Shuttle orbital vehicle 95 at the Johnson Space Center in Houston has never flown into space, but it has made possible all other space shuttle missions. Known as the Shuttle Avionics Integration Laboratory, or SAIL, it is a comprehensive mock-up for testing all phases of a shuttle mission -- safely on the ground.
During the 15 years it has taken to fully assemble the International Space Station, all the various station elements have gone together as planned during orbital assembly some 220 miles (350 kilometers) above the Earth -- thanks in large measure to a Boeing team in Houston that makes sure all the parts fit before they are transported to the station.

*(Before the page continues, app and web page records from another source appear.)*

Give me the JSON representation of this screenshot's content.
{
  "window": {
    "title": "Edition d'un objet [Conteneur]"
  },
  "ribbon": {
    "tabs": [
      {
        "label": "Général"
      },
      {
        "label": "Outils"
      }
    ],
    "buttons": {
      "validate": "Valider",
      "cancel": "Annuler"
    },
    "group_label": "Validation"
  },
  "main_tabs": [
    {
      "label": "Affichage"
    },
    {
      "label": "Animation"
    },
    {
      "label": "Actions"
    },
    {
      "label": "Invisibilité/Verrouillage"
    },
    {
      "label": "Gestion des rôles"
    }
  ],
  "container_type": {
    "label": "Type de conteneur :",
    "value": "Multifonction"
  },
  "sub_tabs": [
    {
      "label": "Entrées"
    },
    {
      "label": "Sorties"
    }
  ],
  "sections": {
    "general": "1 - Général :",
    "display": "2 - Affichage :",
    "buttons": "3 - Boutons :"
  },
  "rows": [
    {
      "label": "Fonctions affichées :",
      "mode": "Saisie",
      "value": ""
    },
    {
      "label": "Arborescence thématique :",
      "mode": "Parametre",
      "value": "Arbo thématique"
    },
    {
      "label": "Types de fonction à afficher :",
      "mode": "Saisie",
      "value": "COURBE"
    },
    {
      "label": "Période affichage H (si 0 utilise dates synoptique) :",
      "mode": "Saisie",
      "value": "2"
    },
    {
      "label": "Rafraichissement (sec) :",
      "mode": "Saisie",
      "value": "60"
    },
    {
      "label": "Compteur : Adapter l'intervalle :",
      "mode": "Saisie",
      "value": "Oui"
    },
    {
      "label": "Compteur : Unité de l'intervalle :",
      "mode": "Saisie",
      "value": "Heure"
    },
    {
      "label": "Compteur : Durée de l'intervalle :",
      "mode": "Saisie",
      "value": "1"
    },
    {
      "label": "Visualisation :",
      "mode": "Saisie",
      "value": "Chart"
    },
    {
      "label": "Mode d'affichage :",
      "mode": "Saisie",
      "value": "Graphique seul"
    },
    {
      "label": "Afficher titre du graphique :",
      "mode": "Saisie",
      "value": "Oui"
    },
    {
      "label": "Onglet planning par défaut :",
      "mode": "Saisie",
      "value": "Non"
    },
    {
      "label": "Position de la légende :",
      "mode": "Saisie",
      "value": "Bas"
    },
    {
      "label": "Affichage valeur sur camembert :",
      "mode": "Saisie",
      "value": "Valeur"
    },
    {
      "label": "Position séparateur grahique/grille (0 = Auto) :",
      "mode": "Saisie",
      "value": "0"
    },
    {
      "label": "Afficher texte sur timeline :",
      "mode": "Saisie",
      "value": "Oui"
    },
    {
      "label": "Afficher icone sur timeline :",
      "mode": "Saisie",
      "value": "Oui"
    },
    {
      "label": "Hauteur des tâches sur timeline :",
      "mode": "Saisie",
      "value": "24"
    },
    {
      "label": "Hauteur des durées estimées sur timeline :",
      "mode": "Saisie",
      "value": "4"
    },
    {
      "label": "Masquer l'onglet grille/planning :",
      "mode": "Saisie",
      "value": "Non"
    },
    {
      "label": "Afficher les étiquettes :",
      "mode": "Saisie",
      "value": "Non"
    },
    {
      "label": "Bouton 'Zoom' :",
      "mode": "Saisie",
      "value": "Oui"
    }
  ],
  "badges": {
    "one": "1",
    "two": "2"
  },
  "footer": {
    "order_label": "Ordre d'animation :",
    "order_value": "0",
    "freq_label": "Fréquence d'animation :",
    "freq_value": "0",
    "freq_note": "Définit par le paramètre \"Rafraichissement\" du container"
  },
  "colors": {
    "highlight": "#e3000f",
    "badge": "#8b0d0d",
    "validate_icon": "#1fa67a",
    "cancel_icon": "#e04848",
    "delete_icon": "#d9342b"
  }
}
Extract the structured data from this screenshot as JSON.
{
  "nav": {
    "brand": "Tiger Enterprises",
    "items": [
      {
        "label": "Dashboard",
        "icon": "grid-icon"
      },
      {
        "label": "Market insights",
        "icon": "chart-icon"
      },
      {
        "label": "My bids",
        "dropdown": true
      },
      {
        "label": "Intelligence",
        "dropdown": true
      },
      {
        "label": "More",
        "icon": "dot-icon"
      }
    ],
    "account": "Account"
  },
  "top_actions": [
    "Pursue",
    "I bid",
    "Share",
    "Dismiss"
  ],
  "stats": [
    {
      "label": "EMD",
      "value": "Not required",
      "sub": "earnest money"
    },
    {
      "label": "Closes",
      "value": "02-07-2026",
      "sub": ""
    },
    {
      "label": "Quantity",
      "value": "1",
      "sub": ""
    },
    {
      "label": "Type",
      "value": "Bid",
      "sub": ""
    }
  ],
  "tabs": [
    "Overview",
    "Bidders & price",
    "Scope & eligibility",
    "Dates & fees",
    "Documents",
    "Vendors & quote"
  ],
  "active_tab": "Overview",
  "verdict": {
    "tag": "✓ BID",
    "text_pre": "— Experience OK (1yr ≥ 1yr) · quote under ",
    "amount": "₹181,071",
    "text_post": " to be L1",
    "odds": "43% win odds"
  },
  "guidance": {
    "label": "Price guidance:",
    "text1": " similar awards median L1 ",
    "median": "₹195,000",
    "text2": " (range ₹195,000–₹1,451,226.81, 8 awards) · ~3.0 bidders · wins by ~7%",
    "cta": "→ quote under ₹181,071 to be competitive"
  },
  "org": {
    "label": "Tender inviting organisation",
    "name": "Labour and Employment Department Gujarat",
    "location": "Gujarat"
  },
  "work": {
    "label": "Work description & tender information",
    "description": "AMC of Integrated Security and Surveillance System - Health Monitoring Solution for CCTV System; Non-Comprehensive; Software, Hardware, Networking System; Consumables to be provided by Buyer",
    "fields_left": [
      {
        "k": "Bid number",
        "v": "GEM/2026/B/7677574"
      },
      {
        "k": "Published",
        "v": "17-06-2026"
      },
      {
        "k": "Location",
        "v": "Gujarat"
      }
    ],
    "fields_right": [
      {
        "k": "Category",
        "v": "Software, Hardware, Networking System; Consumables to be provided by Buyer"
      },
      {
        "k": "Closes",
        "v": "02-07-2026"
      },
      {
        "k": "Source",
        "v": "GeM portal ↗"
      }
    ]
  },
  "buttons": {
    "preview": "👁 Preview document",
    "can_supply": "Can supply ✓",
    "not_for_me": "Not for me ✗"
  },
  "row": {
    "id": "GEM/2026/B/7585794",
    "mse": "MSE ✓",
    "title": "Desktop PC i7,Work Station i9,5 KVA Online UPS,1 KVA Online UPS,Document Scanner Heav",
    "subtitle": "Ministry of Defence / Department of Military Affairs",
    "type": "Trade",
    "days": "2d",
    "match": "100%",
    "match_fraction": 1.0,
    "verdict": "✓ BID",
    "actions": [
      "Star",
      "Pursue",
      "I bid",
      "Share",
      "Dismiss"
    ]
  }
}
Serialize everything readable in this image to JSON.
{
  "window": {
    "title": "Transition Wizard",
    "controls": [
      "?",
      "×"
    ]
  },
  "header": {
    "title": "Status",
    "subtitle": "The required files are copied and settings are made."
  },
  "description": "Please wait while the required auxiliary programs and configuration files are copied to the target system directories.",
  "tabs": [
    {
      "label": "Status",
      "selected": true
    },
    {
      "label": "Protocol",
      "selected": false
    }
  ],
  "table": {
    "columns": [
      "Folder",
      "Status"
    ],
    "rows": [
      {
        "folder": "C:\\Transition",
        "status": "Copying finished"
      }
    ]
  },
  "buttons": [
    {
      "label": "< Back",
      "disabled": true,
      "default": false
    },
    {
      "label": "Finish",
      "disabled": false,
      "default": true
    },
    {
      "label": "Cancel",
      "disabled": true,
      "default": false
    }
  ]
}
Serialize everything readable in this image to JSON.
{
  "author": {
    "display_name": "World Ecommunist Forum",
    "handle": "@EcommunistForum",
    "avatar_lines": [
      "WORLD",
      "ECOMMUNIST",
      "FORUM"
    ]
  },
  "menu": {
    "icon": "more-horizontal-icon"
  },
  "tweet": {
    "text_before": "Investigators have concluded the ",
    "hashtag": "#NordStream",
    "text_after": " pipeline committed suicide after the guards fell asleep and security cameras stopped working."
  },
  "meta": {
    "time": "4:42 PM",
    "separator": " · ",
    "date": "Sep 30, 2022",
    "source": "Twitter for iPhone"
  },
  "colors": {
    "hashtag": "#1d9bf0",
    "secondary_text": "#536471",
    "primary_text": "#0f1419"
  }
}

It’s known simply by the acronym BGIR (pronounced bigger). And it’s getting a lot of attention for its potential within the company. The Boeing Geospatial Intelligence Repository is a high-tech library developed by employees.